As Luaine grows up, her parents start to talk about her future marriage prospects. One day, Queen Maeve vows to march again on Ulster and specifically kill Cuchulainn. Luaine's mother tells her that Luaine's dowry is hidden in the hills and that she should seek it out if anything should happen to them. Soon after, Cuchulainn is killed in battle. Luaine's mother, unable to overcome her grief, kills herself. Luaine must now take up the mantle of running her household and lands. The king and others suggest that she marry a man who can take over her father's job of defending the border. The king ends up marrying her and Luaine becomes the Queen of Ulster.
While the king is away, Luaine ponders on whether she will ever be a good Queen as she feels inexperienced and too young to rule. One day, she is accosted by some drunken poets who try to rape her. She is saved by Fintan who claws their faces. One of the poets is angered and he vows he will spread horrible stories about her and he also curses her to die in seven days. He stabs her face with a needle. Luaine believes in the powers of curses and she decides to run away back to her ancestral home to await her death. Meanwhile, Fintan flies off to alert Cathbad about what happened. Cathbad sends his son, Geanann, who is a druid-in-training. Geanann tells her the needle is poisoned and that the healing process will be painful and result in her having a huge scar disfiguring her face.

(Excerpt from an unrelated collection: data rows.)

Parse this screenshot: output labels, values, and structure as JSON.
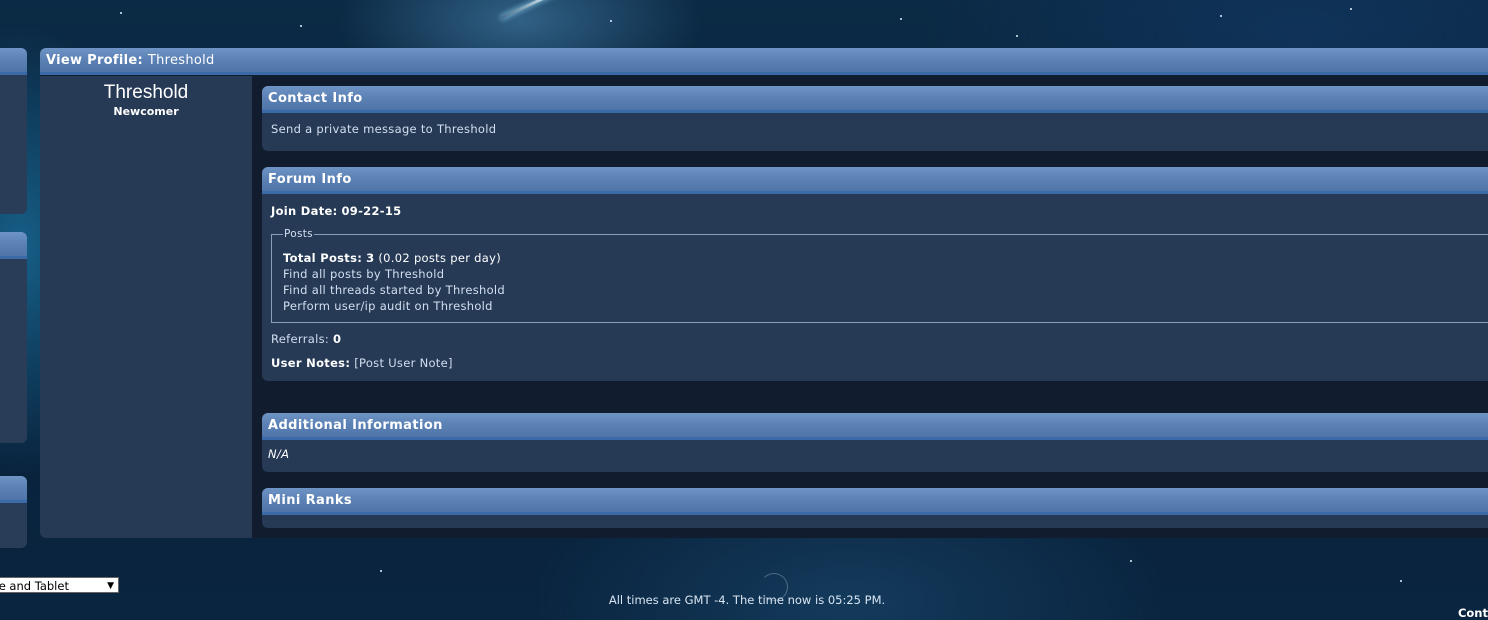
{
  "profile": {
    "header_label": "View Profile",
    "header_name": "Threshold",
    "username": "Threshold",
    "user_title": "Newcomer"
  },
  "contact": {
    "title": "Contact Info",
    "pm_link": "Send a private message to Threshold"
  },
  "forum_info": {
    "title": "Forum Info",
    "join_label": "Join Date:",
    "join_value": "09-22-15",
    "posts_legend": "Posts",
    "total_posts_label": "Total Posts:",
    "total_posts_value": "3",
    "posts_per_day": "(0.02 posts per day)",
    "find_posts": "Find all posts by Threshold",
    "find_threads": "Find all threads started by Threshold",
    "audit": "Perform user/ip audit on Threshold",
    "referrals_label": "Referrals:",
    "referrals_value": "0",
    "user_notes_label": "User Notes:",
    "post_user_note": "[Post User Note]"
  },
  "additional": {
    "title": "Additional Information",
    "value": "N/A"
  },
  "mini_ranks": {
    "title": "Mini Ranks"
  },
  "footer": {
    "style_select": "bile and Tablet",
    "time_prefix": "All times are GMT -4. The time now is ",
    "time_value": "05:25 PM",
    "time_suffix": ".",
    "corner_text": "Cont"
  }
}
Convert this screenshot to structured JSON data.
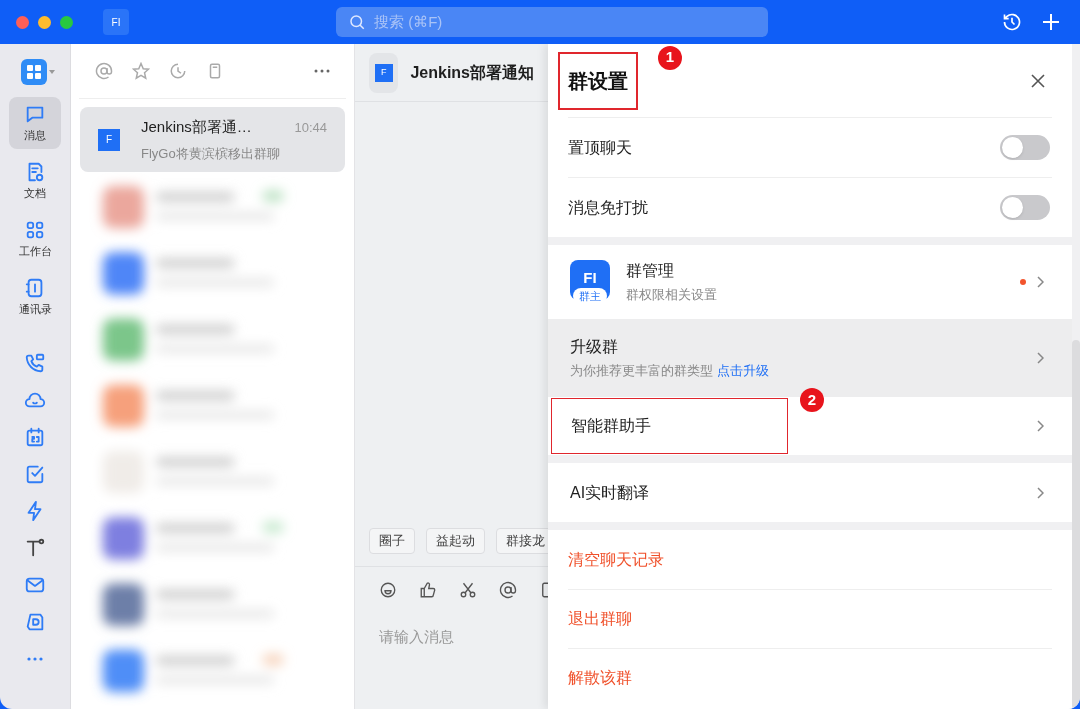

Geanann tells Luaine that the King has not married her because he actually loves her – he is only marrying her so that he can control her lands. Before Luaine can fully heal, she hears news that the King is riding to her lands, expecting her to be dead. If she is not dead, he will kill her in secret. Luaine and her people – including Geanann – flee into the hills. Luaine eventually decides she will join the Isle of Women, where women may seek refuge and learn the druidic arts. When Luaine arrives at the Isle of Women, she is met by the head druidess, Tlachta, who makes her go through a series of tests to see whether she's suitable as a candidate.
Over the next few months, Luaine settles down into the daily tasks and lessons of a druidess-in-training. One night, she is visited by Liban again. This time Liban gives her a crystal and tells her that if she should ever need her help, she can summon her using this crystal. One day, Luaine is about to be indoctrinated as a full druid but she must travel to a sacred location. It is dangerous because the king happens to be nearby. Eventually, the King does confront her but Luaine is filled with a sudden cold rage that empowers her to stand up to the King and shame him for what he has done to her. She feels a sudden surge of druidic power from the crystal and the power almost seems to freeze the king in place. The king is so scared by this experience that he runs away and Luaine is sure she will never have trouble from him again.
After the ordeal, Luaine is visited by Geanann again. This time he professes his love for her and Luaine is happy. The story ends with her and Geanann vowing to pledge themselves to each other at the next Beltane Festival.
Best part of story, including ending:
I like that this story is about the daughter of Cuchulain, a mythological Irish hero. I also like how the story features the Tuatha Da Danaan and all the folklore associated with these beings.
Best scene in story:
My favorite scene was at the end of the story, when Luaine finds the courage to stand up to the king and uses her druidic powers to make sure he isn't a problem every again. It was a very liberating and powerful moment because, until that moment, Luaine had basically been exiled from Ulster and she had to hide herself away from the king.
Opinion about the main character:
I like that Luaine strives to live up to the standards of honor and courage that her father, Cuchulainn, represented. As a result, she grew up into a strong, independent woman who can eke out a life for herself.